Gang's all here: Florida plans to swarm LSU star RB Leonard Fournette
GAINESVILLE, Fla. (AP) -- It's the matchup of the game, the week and maybe even the season.
LSU star running back Leonard Fournette vs. Florida's vaunted defense. The Heisman Trophy front-runner against a unit playing as well as any in the country. The undisputed stars of two undefeated teams going head-to-head in prime time.
Grab a beverage and get comfy because this is college football's version of must-see TV.
"He's a nasty runner," Florida linebacker Jarrad Davis said. "He's physical. He's the best athlete in the nation. ... He jumps out more than anybody else I've seen. ... He likes to finish his runs. We've just got to make sure we all got to get to the ball and get him to the ground."
No one has done it yet.
Fournette leads the nation with 1,022 yards rushing and 12 touchdowns. He's the fastest player in school history to reach 1,000 yards on the ground and the 10th player in Football Bowl Subdivision to accomplish the feat in five games. He's also the first player in Southeastern Conference history to run for 200 or more yards in three consecutive games.

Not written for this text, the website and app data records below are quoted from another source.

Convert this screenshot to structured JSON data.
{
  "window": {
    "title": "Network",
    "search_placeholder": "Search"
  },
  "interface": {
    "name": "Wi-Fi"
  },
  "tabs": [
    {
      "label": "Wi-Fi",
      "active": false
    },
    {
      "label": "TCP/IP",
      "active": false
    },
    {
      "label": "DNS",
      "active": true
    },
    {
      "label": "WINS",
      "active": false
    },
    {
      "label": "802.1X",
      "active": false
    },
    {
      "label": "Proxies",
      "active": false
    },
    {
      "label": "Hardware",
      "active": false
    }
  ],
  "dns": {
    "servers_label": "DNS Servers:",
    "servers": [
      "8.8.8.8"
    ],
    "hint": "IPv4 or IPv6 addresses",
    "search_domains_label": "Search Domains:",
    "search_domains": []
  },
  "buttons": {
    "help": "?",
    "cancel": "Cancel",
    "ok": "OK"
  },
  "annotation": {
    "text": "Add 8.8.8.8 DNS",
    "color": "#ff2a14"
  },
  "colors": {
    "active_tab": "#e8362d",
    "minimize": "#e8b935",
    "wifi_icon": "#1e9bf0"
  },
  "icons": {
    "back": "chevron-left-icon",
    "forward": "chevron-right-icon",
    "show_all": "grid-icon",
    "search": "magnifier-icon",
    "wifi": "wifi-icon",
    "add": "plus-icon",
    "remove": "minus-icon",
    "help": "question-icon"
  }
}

Moreover, the 6-foot-1, 230-pound sophomore ranks second nationally in scoring (14.4 points per game), third in all-purpose yards (212.6 per game) and fourth in yards per carry (8.59).
"He's the best back in the league," Gators defensive tackle Jon Bullard said. "He's nothing that we can't stop. But we all do have to rally to the ball because he's an excellent matchup."
No. 8 Florida (6-0, 4-0 SEC) ranks second in the SEC against the run, giving up 99.2 yards a game. Most of that came against Tennessee, which ran for 254 yards and two touchdowns against the Gators. Florida missed about 30 tackles in that one, but was considerable better the last two weeks against Mississippi and Missouri.
Facing Fournette and the sixth-ranked Tigers (5-0, 3-0) will be a much stiffer challenge, and everyone knows it.
"We don't want him to run through us and then everybody question if we're the best," Bullard said. "I believe that we are the best and I think a lot of people do, too. As long as we play our game, rally to the ball and nobody tries to do anything extra, we're going to be fine."
Fournette already has been named the SEC's offensive player of the week three times this season, and he was featured on the cover of Sports Illustrated this week.
Oh, and Fournette had his breakout conference game against the Gators last season. He ran 27 times for 140 yards and two touchdowns in a 30-27 win in Gainesville.
"It was a physical game," Fournette recalled. "Their defense is fast. Their whole team is fast, pretty much, so, man, I don't know what to tell you. They're a great team. Their defense looks the same as last year. They're a talented team all across the board, and we have to come out and compete."
Although Florida has been the SEC's biggest surprise this season under first-year coach Jim McElwain, most would point to the offense as the main reason for the turnaround. But the defense has been even better than expected.
The Gators have arguably the most talented secondary in the country, spearheaded by cornerback Vernon Hargreaves III and safety Marcus Maye, and another game-changing defensive lineman in Bullard. Bullard is latest in a growing list of Florida players who developed into disruptive defenders, following Sharrif Floyd, Dominique Easley and Dante Fowler Jr.
And Davis and fellow linebacker Antonio Morrison have the ability to get sideline to sideline and tackle in space.
"I know one thing: They're an athletic bunch," LSU quarterback Brandon Harris said. "They're an aggressive bunch. Their back half is one of the most talented groups I've ever seen in the country, outside of our guys. ... We've got to be sharp."
LSU's chances likely begin and end with Fournette, who has topped 140 yards rushing in each of the team's last seven games. And Florida knows that slowing him down -- something no one has done in nearly a year -- is the key to winning in Baton Rouge for the first time since 2009.
"You're facing arguably the best player in college football," McElwain said. "His production, you know, it's unbelievable. We'll see if we actually wrap up. Or maybe this guy called the guy in Tennessee and said, `Hey these guys don't tackle.' He's probably excited as hell right now. I may be staring at a 300-yard game against these guys."